----- RECORDS SUPPLIED
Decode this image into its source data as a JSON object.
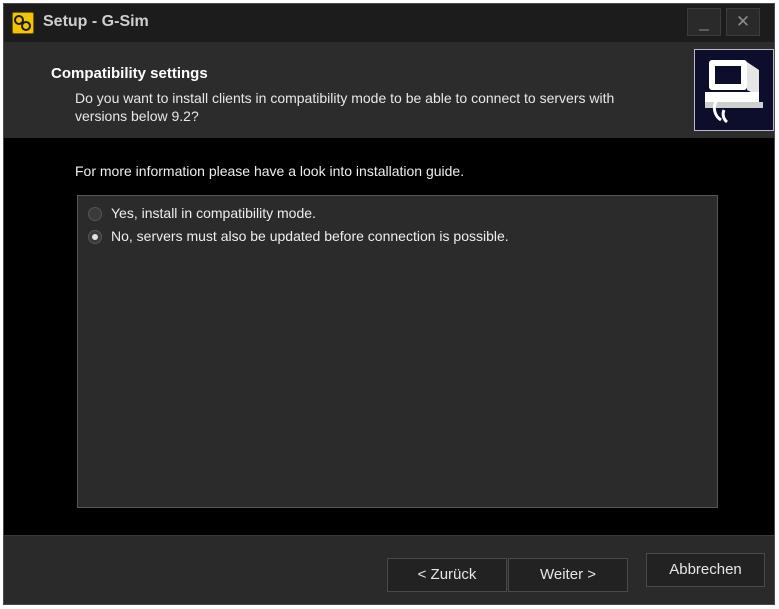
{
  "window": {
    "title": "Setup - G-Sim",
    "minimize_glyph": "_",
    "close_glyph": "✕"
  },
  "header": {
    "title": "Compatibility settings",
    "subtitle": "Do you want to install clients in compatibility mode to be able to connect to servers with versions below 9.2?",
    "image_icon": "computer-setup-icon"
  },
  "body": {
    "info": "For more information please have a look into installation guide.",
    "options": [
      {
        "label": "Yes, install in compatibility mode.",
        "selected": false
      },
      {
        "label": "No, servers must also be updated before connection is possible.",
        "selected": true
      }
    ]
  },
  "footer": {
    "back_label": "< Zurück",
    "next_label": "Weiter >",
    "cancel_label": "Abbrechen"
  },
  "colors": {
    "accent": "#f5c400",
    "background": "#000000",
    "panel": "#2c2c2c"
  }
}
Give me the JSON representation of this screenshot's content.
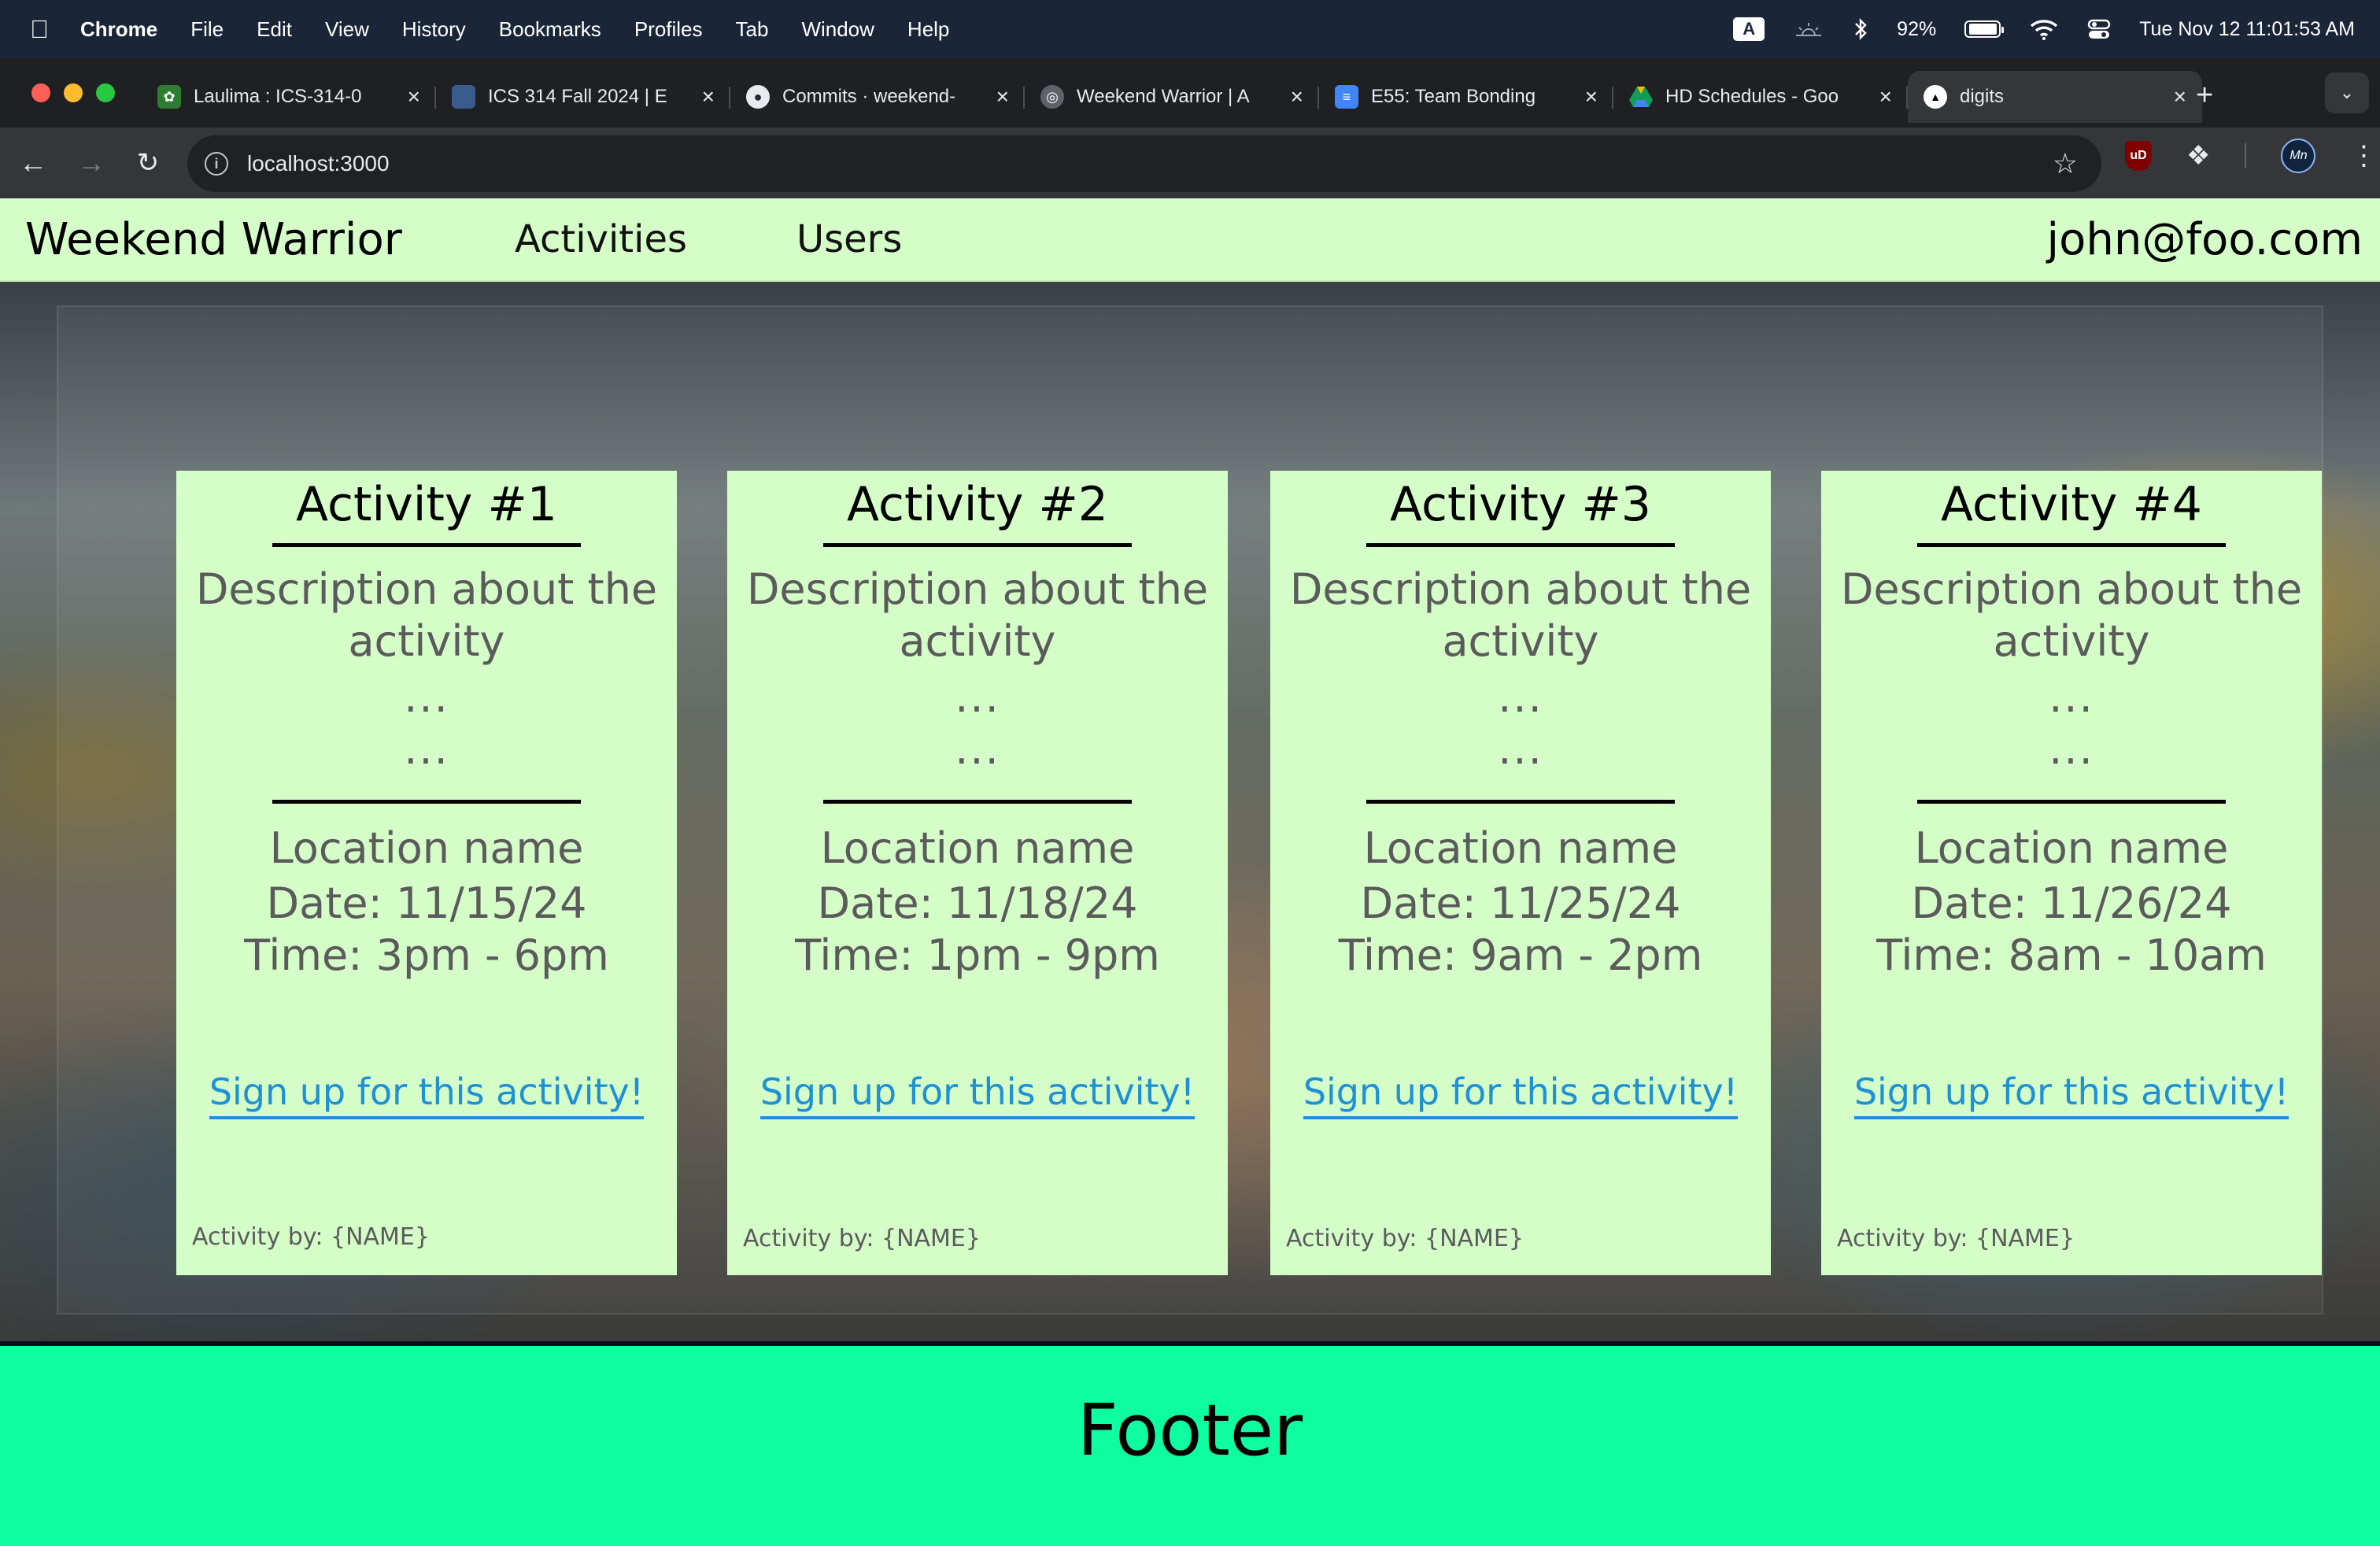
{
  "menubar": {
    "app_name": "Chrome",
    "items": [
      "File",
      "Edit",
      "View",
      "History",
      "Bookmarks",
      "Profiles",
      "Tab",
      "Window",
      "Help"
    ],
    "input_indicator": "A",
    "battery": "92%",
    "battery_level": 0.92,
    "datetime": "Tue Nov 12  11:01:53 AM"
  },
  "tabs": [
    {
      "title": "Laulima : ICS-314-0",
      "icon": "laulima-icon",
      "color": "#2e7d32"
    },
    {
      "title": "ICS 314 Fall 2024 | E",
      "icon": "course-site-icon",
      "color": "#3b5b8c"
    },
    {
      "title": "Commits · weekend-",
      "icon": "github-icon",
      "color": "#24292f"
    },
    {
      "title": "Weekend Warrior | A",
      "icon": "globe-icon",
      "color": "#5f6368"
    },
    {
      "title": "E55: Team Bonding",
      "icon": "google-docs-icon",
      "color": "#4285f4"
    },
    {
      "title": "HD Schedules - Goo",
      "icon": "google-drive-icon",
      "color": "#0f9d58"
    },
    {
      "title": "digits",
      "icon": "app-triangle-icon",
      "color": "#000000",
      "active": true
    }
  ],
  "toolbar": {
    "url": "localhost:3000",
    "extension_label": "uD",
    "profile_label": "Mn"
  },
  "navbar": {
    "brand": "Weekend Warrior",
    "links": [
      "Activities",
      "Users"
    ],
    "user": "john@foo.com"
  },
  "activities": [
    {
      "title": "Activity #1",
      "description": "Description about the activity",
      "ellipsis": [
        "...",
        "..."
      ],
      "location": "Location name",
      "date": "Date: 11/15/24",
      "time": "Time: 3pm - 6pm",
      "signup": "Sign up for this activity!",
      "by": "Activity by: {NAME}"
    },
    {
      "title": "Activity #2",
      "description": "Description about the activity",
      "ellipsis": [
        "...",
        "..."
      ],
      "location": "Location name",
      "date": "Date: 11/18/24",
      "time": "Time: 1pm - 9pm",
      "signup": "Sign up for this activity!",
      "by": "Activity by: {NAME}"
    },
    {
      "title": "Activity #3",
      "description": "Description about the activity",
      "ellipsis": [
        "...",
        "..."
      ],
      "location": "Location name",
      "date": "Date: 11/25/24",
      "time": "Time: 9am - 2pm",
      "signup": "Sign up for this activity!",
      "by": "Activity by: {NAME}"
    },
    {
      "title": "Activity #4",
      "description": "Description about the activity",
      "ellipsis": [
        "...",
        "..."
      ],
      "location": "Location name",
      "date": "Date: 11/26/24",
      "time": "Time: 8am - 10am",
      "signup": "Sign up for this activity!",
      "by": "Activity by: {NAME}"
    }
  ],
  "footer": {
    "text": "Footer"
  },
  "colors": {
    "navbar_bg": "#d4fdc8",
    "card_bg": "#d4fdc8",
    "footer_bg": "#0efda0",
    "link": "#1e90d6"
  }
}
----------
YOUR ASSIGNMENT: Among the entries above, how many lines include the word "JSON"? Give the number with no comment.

THE ANSWER: 2